== Records for the exercise

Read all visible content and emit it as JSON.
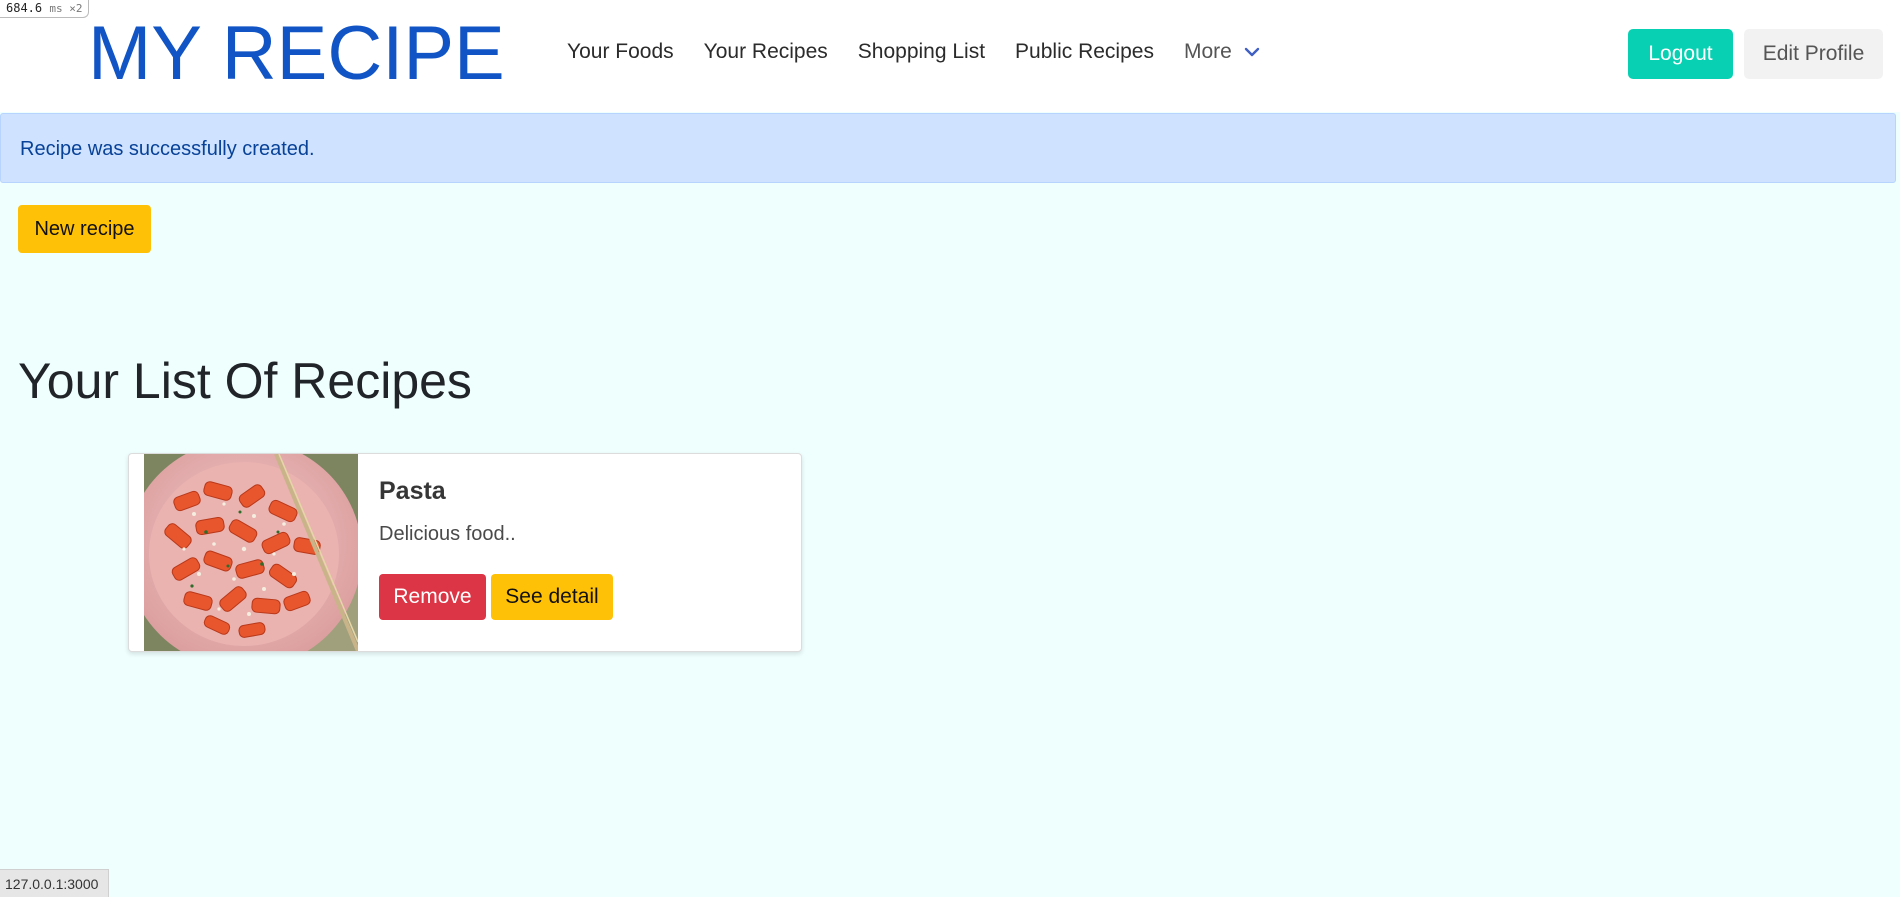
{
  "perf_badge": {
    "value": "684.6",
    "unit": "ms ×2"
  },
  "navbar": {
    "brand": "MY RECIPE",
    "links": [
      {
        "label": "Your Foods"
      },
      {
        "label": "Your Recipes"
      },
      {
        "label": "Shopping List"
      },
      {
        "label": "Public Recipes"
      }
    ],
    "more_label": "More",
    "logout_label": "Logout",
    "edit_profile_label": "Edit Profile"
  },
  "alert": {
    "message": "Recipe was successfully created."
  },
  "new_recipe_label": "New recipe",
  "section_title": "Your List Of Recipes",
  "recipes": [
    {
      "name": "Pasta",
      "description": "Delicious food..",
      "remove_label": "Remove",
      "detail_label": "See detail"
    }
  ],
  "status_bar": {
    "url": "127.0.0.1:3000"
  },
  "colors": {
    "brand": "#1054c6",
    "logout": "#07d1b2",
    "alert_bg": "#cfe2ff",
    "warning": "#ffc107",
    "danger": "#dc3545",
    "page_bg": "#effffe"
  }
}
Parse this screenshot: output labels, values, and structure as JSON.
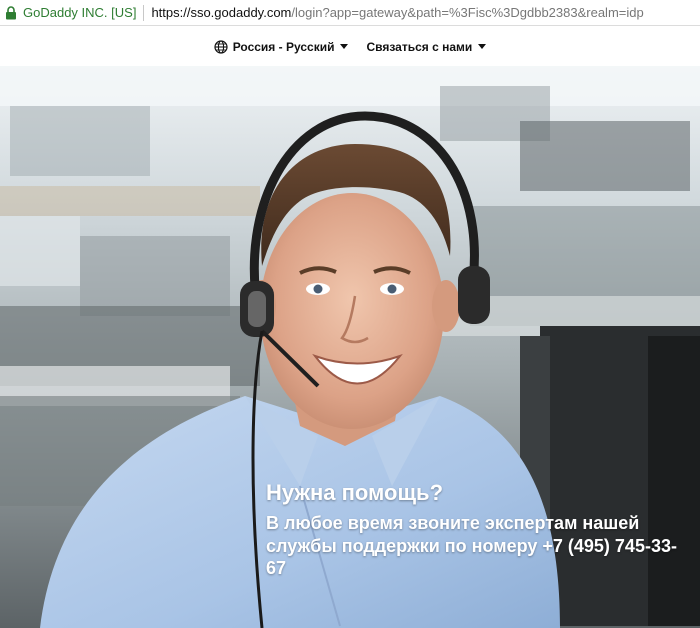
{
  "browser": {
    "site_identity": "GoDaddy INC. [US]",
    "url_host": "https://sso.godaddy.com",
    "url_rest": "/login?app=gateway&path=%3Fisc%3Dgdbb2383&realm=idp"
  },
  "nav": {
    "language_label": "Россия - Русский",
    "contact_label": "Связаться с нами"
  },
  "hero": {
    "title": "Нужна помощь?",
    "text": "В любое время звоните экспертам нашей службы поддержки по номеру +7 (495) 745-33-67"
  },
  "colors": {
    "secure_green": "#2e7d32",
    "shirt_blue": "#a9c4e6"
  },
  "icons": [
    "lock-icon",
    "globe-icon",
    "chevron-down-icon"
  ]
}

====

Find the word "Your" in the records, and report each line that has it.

        "label": "Your Foods"
        "label": "Your Recipes"
  "section_title": "Your List Of Recipes",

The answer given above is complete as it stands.